- _EXERCISE_
Make the copy match the entries below exactly, with no pictures carried over.

- _MATERIAL PROVIDED_
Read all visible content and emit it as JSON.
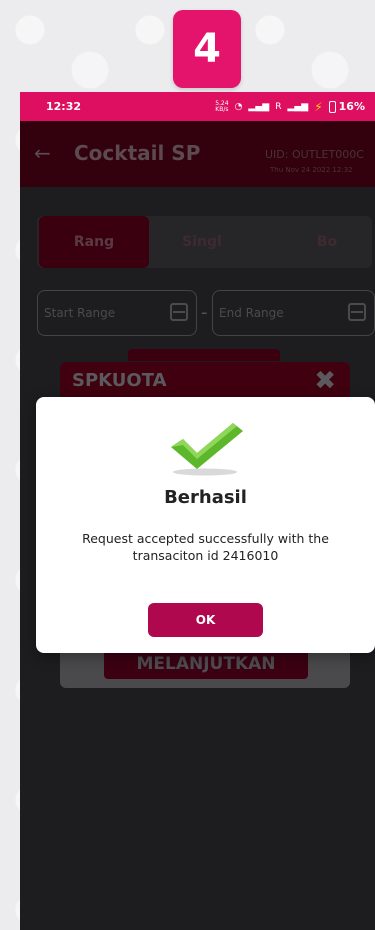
{
  "badge": {
    "step": "4"
  },
  "status_bar": {
    "time": "12:32",
    "net_speed_top": "5.24",
    "net_speed_unit": "KB/s",
    "signal_text": "R",
    "battery": "16%"
  },
  "appbar": {
    "title": "Cocktail SP",
    "uid": "UID: OUTLET000C",
    "date": "Thu Nov 24 2022 12:32"
  },
  "tabs": [
    {
      "label": "Rang",
      "active": true
    },
    {
      "label": "Singl",
      "active": false
    },
    {
      "label": "Bo",
      "active": false
    }
  ],
  "range": {
    "start_placeholder": "Start Range",
    "separator": "-",
    "end_placeholder": "End Range"
  },
  "sheet": {
    "title": "SPKUOTA",
    "close_glyph": "✖",
    "continue_label": "MELANJUTKAN"
  },
  "dialog": {
    "title": "Berhasil",
    "message": "Request accepted successfully with the transaciton id 2416010",
    "ok_label": "OK"
  },
  "colors": {
    "brand_pink": "#e4146c",
    "ok_button": "#b0084f",
    "check_green": "#5cb82a"
  }
}
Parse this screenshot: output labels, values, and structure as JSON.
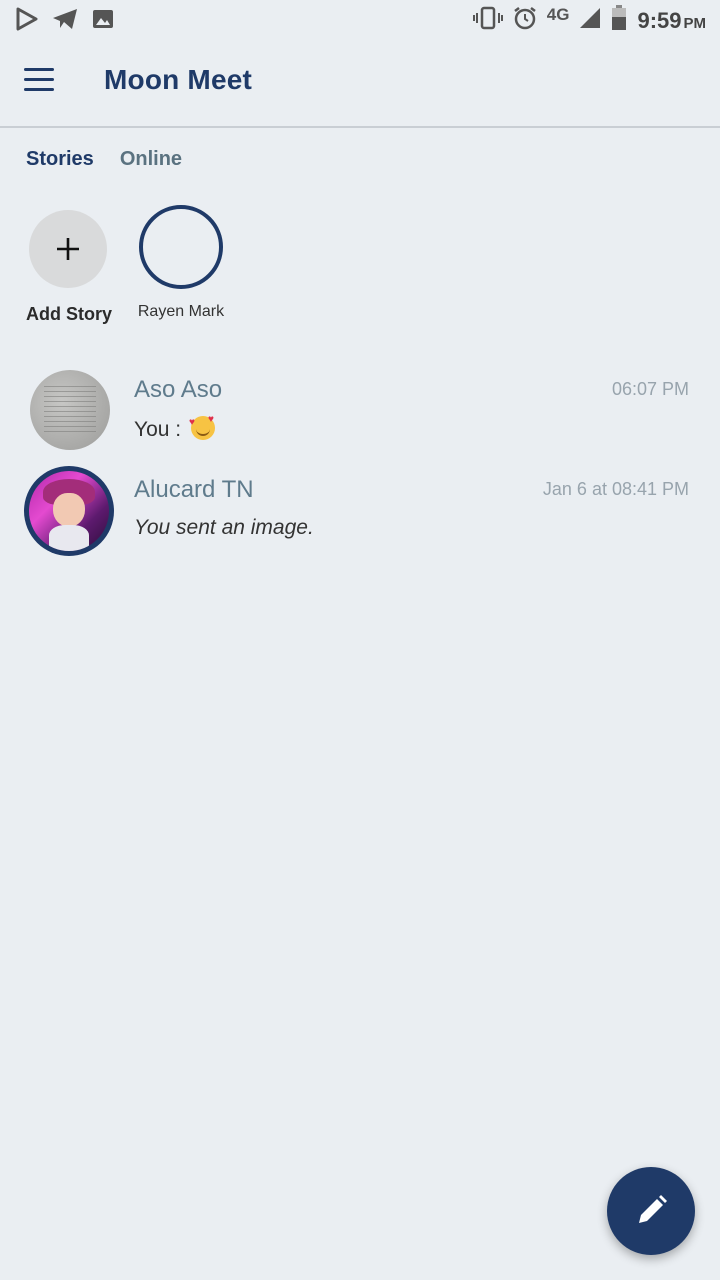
{
  "status_bar": {
    "network": "4G",
    "time": "9:59",
    "ampm": "PM",
    "icons_left": [
      "play-store-icon",
      "telegram-icon",
      "image-icon"
    ],
    "icons_right": [
      "vibrate-icon",
      "alarm-icon",
      "signal-icon",
      "battery-icon"
    ]
  },
  "app_bar": {
    "title": "Moon Meet",
    "menu_icon": "hamburger-menu-icon"
  },
  "tabs": [
    {
      "label": "Stories",
      "active": true
    },
    {
      "label": "Online",
      "active": false
    }
  ],
  "stories": [
    {
      "label": "Add Story",
      "icon": "plus-icon"
    },
    {
      "label": "Rayen Mark"
    }
  ],
  "chats": [
    {
      "name": "Aso Aso",
      "time": "06:07 PM",
      "message": "You :",
      "emoji": "smiling-face-with-hearts"
    },
    {
      "name": "Alucard TN",
      "time": "Jan 6 at 08:41 PM",
      "message": "You sent an image."
    }
  ],
  "fab": {
    "icon": "pencil-icon"
  },
  "colors": {
    "background": "#eaeef2",
    "primary": "#1f3a68",
    "name_text": "#5f7b8c",
    "time_text": "#98a4ad"
  }
}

- _EXPECTED ANSWER_
Read all visible content and emit it as JSON.
{
  "badge": {
    "step": "4"
  },
  "status_bar": {
    "time": "12:32",
    "net_speed_top": "5.24",
    "net_speed_unit": "KB/s",
    "signal_text": "R",
    "battery": "16%"
  },
  "appbar": {
    "title": "Cocktail SP",
    "uid": "UID: OUTLET000C",
    "date": "Thu Nov 24 2022 12:32"
  },
  "tabs": [
    {
      "label": "Rang",
      "active": true
    },
    {
      "label": "Singl",
      "active": false
    },
    {
      "label": "Bo",
      "active": false
    }
  ],
  "range": {
    "start_placeholder": "Start Range",
    "separator": "-",
    "end_placeholder": "End Range"
  },
  "sheet": {
    "title": "SPKUOTA",
    "close_glyph": "✖",
    "continue_label": "MELANJUTKAN"
  },
  "dialog": {
    "title": "Berhasil",
    "message": "Request accepted successfully with the transaciton id 2416010",
    "ok_label": "OK"
  },
  "colors": {
    "brand_pink": "#e4146c",
    "ok_button": "#b0084f",
    "check_green": "#5cb82a"
  }
}
Parse this screenshot: output labels, values, and structure as JSON.
{
  "status_bar": {
    "network": "4G",
    "time": "9:59",
    "ampm": "PM",
    "icons_left": [
      "play-store-icon",
      "telegram-icon",
      "image-icon"
    ],
    "icons_right": [
      "vibrate-icon",
      "alarm-icon",
      "signal-icon",
      "battery-icon"
    ]
  },
  "app_bar": {
    "title": "Moon Meet",
    "menu_icon": "hamburger-menu-icon"
  },
  "tabs": [
    {
      "label": "Stories",
      "active": true
    },
    {
      "label": "Online",
      "active": false
    }
  ],
  "stories": [
    {
      "label": "Add Story",
      "icon": "plus-icon"
    },
    {
      "label": "Rayen Mark"
    }
  ],
  "chats": [
    {
      "name": "Aso Aso",
      "time": "06:07 PM",
      "message": "You :",
      "emoji": "smiling-face-with-hearts"
    },
    {
      "name": "Alucard TN",
      "time": "Jan 6 at 08:41 PM",
      "message": "You sent an image."
    }
  ],
  "fab": {
    "icon": "pencil-icon"
  },
  "colors": {
    "background": "#eaeef2",
    "primary": "#1f3a68",
    "name_text": "#5f7b8c",
    "time_text": "#98a4ad"
  }
}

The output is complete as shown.